In contrast, the judge has exhibited antipathy for Donziger, according to his former lawyer, John Keker, who saw the case as a “Dickensian farce,” in which “Chevron is using its limitless resources to crush defendants and win this case through might rather than merit.” Keker withdrew from the case in 2013 after noting that “Chevron will file any motion, however meritless, in the hope that the court will use it to hurt Donziger.”
“It should be nothing short of terrifying for any activist challenging corporate power and the oil industry in the U.S.,” said Paul Paz y Miño, associate director of Amazon Watch, an organization devoted to the protection of the rainforest and Indigenous people in the Amazon basin. “They’ve made it clear there’s no amount of money that’s too much to spend on this case,” he said of Chevron. “They will stop at nothing.”
But the latest twists and turns in the Chevron case may also be particularly bad news for climate activists.
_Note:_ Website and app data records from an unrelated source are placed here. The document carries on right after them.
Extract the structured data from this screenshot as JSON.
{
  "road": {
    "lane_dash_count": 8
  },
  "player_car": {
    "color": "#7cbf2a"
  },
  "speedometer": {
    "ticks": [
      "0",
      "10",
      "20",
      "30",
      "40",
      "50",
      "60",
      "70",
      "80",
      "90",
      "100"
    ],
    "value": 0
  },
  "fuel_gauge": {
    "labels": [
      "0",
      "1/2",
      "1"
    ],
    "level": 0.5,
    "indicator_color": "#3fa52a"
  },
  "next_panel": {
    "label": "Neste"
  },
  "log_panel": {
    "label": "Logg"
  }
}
A mere 20 companies are responsible for a third of the greenhouse gases emitted in the modern era; Chevron ranks second only to Saudi Aramco among them. And it’s increasingly clear that addressing the climate crisis will require confronting these mega-emitters, whose resources for litigation dwarf that of any individual.
Making Chevron and other companies clean up the messes created by their oil production will speed the transition away from fossil fuels, according to Rex Weyler, an environmental advocate who co-founded Greenpeace International and directed the original Greenpeace Foundation. “If hydrocarbon companies are forced to pay for the true costs of their product, which include these environmental costs, it will make the alternative energy systems more competitive,” said Weyler.
Accordingly, Weyler feels that the climate movement should focus on Chevron’s case — and Donziger’s legal battle. “One of the most effective things climate activists can do right now to change the system would be to not let Chevron get away with polluting in these countries, whether Ecuador, Nigeria, or anywhere” said Weyler. While some human rights and environmental advocates have tried to call attention to Donziger’s case and Chevron’s bullying of him, Weyler felt that the outcry should be louder.
After seeing what’s happened to Donziger, and some of his former allies, whom Chevron has gone after as “nonparty co-conspirators,” people may be afraid to stand up to the company. Donziger himself is living in fear. There is no set punishment when a judge files for criminal contempt of court, so he spends his days worrying over what will happen to him next. “It’s scary,” he told me. “I don’t know what they’re thinking.”
But Weyler pointed out that Chevron, which could still be forced to pay the multibillion-dollar judgment by courts in another country, is also afraid. “They are afraid of the precedent. Not only is Chevron afraid, the entire extraction industry is afraid of the precedent,” said Weyler. “They do not want to be held responsible for the pollution of their industry.”